 Good news, right? The Ms. Magazine blog certainly thought so; last Friday they covered the icon shift in a short piece entitled “We Heart: Facebook’s New Feminist Icon.” But is this new icon really feminist? I’m not so sure.

Whatever set of definitions you adhere to I’d wager that the common denominator in discerning whether a given action is feminist entails a combination of intent and consistent commitment. One cannot be a feminist some of the time, for example. Systemic inequity is pernicious and requires vigilant and sustained attention, right? So in the case of this Facebook icon, is it a feminist change if only women and women-identified Facebook users see the new updated image? I kinda don’t think so.

Feminist digital humanist Jaqueline Wernimont and her colleague @JenProf started wondering if in fact the new woman-in-front icon was visible for everyone. Guess what? It turns out it isn’t. The two put together a short and sweet survey called #WhosFirst that asks how people identify themselves to Facebook–ie. how do they gender identify when signing up– and asks what their friend-request icon looked like.

You can find the full survey — and participate! — on Jaqueline Wernimont’s blog here

The results are telling. As of July 12th a full 33% of respondents see the old man-in-front icon.

So what does this mean? Technically speaking, the new “feminist Facebook icon” in fact appears to be both device dependant and gender dependent. In other words, the shift is not universal, nor is it universally visible. It matters if you are on your personal computer or device versus a public computer at, say, the library or a school. It also matters what kind of information you’ve given to Facebook. Take a look at what I see on my Facebook page; this is a screen shot from my personal computer taken today:

Here’s the thing: systemic inequities are sustained in part through pernicious repetition, which normalizes them. Inequity is difficult to remedy because it requires consistent and tireless vigilance. It requires being the feminist killjoy at the table who says ‘sure, that’s great, but…’ when a job is only partly accomplished. A survey such as #WhosFirst picks up where the image shift left off.
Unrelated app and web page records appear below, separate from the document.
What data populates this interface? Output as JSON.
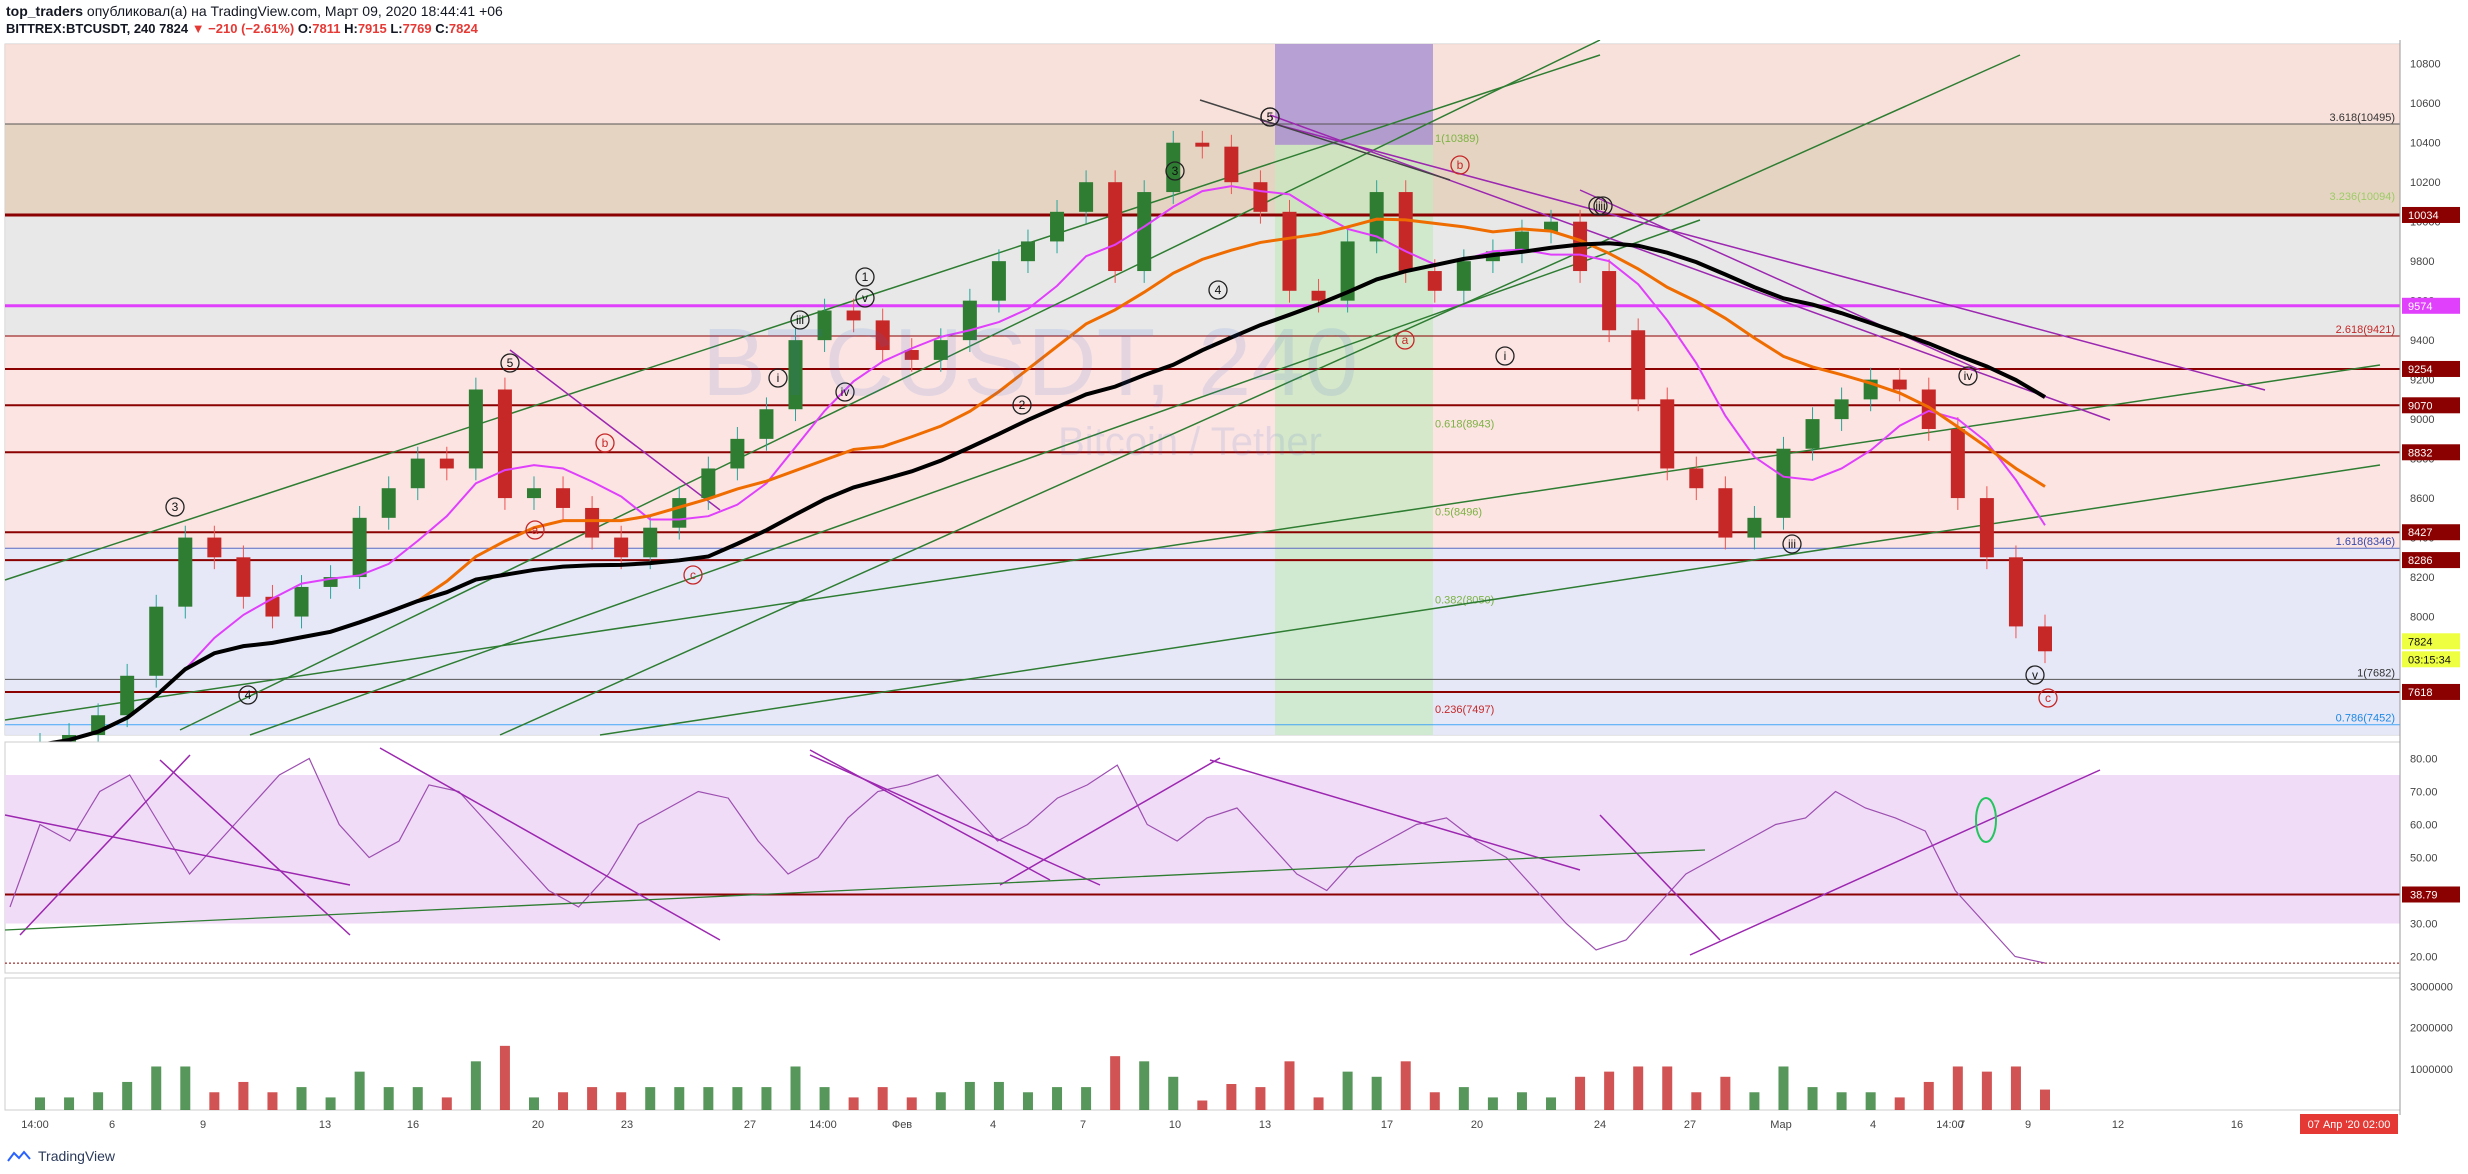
{
  "header": {
    "author": "top_traders",
    "published": "опубликовал(а) на TradingView.com, Март 09, 2020 18:44:41 +06",
    "symbol": "BITTREX:BTCUSDT, 240",
    "last": "7824",
    "change": "▼ −210 (−2.61%)",
    "o_label": "O:",
    "o": "7811",
    "h_label": "H:",
    "h": "7915",
    "l_label": "L:",
    "l": "7769",
    "c_label": "C:",
    "c": "7824"
  },
  "watermark": {
    "symbol": "BTCUSDT, 240",
    "name": "Bitcoin / Tether"
  },
  "colors": {
    "red_line": "#8b0000",
    "magenta": "#e040fb",
    "purple": "#9c27b0",
    "green": "#2e7d32",
    "orange": "#ef6c00",
    "black": "#000000",
    "up": "#26a69a",
    "down": "#ef5350"
  },
  "chart_data": [
    {
      "type": "candlestick",
      "pane": "price",
      "yaxis_ticks": [
        "10800",
        "10600",
        "10400",
        "10200",
        "10000",
        "9800",
        "9600",
        "9400",
        "9200",
        "9000",
        "8800",
        "8600",
        "8400",
        "8200",
        "8000",
        "7800"
      ],
      "ylim": [
        7400,
        10900
      ],
      "xaxis_ticks": [
        "14:00",
        "6",
        "9",
        "13",
        "16",
        "20",
        "23",
        "27",
        "14:00",
        "Фев",
        "4",
        "7",
        "10",
        "13",
        "17",
        "20",
        "24",
        "27",
        "Мар",
        "4",
        "7",
        "14:00",
        "9",
        "12",
        "16",
        "19"
      ],
      "close_series": [
        7350,
        7400,
        7500,
        7700,
        8050,
        8400,
        8300,
        8100,
        8000,
        8150,
        8200,
        8500,
        8650,
        8800,
        8750,
        9150,
        8600,
        8650,
        8550,
        8400,
        8300,
        8450,
        8600,
        8750,
        8900,
        9050,
        9400,
        9550,
        9500,
        9350,
        9300,
        9400,
        9600,
        9800,
        9900,
        10050,
        10200,
        9750,
        10150,
        10400,
        10380,
        10200,
        10050,
        9650,
        9600,
        9900,
        10150,
        9750,
        9650,
        9800,
        9850,
        9950,
        10000,
        9750,
        9450,
        9100,
        8750,
        8650,
        8400,
        8500,
        8850,
        9000,
        9100,
        9200,
        9150,
        8950,
        8600,
        8300,
        7950,
        7824
      ],
      "price_labels": [
        {
          "value": "10034",
          "kind": "line"
        },
        {
          "value": "9574",
          "kind": "magenta"
        },
        {
          "value": "9254",
          "kind": "line"
        },
        {
          "value": "9070",
          "kind": "line"
        },
        {
          "value": "8832",
          "kind": "line"
        },
        {
          "value": "8427",
          "kind": "line"
        },
        {
          "value": "8286",
          "kind": "line"
        },
        {
          "value": "7824",
          "kind": "last"
        },
        {
          "value": "03:15:34",
          "kind": "countdown"
        },
        {
          "value": "7618",
          "kind": "line"
        }
      ],
      "fib_labels": [
        "3.618(10495)",
        "3.236(10094)",
        "2.618(9421)",
        "1.618(8346)",
        "1(7682)",
        "0.786(7452)",
        "1(10389)",
        "0.618(8943)",
        "0.5(8496)",
        "0.382(8050)",
        "0.236(7497)"
      ],
      "wave_labels": [
        "3",
        "4",
        "5",
        "5",
        "a",
        "b",
        "c",
        "1",
        "2",
        "3",
        "4",
        "5",
        "i",
        "ii",
        "iii",
        "iv",
        "v",
        "a",
        "b",
        "c",
        "i",
        "ii",
        "iii",
        "iv",
        "v"
      ]
    },
    {
      "type": "line",
      "pane": "rsi",
      "yaxis_ticks": [
        "80.00",
        "70.00",
        "60.00",
        "50.00",
        "40.00",
        "30.00",
        "20.00"
      ],
      "ylim": [
        15,
        85
      ],
      "last_value": "38.79",
      "values": [
        35,
        60,
        55,
        70,
        75,
        60,
        45,
        55,
        65,
        75,
        80,
        60,
        50,
        55,
        72,
        70,
        60,
        50,
        40,
        35,
        45,
        60,
        65,
        70,
        68,
        55,
        45,
        50,
        62,
        70,
        72,
        75,
        65,
        55,
        60,
        68,
        72,
        78,
        60,
        55,
        62,
        65,
        55,
        45,
        40,
        50,
        55,
        60,
        62,
        55,
        50,
        40,
        30,
        22,
        25,
        35,
        45,
        50,
        55,
        60,
        62,
        70,
        65,
        62,
        58,
        40,
        30,
        20,
        18
      ]
    },
    {
      "type": "bar",
      "pane": "volume",
      "yaxis_ticks": [
        "3000000",
        "2000000",
        "1000000"
      ],
      "ylim": [
        0,
        3200000
      ]
    }
  ],
  "footer": {
    "date_badge": "07 Апр '20  02:00",
    "logo": "TradingView"
  }
}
By gathering data from participants the survey starts to add critical information that allows us to think more carefully about how gender inequity, not to mention heteronormativity, is represented and how it is reinforced. Further, building a survey, gathering data, and translating that data into a comprehensible, publicly ingestible narrative is hard work. It is feminist labour. Indeed, it is feminist labour that in this case is giving more critical depth to an action that has been uncritically lauded as feminist.

And that’s the thing, isn’t it? We can’t just hit ‘like’ and move on. That’s not how social justice works, not in embodied life; not on the internet. Instead, we need to remain vigilant. We need to ask the follow-up questions. We need to collaborate and help each other do the small and big jobs of unearthing and presenting the text and the context. And we need to keep issues of inequity at the forefront of our research as well as our social media chatter and our daily lived experiences. That’s the work of feminism. That’s living a feminist life.

You can participate in the survey here and engage in conversations on Twitter using the hashtag #WhosFirst.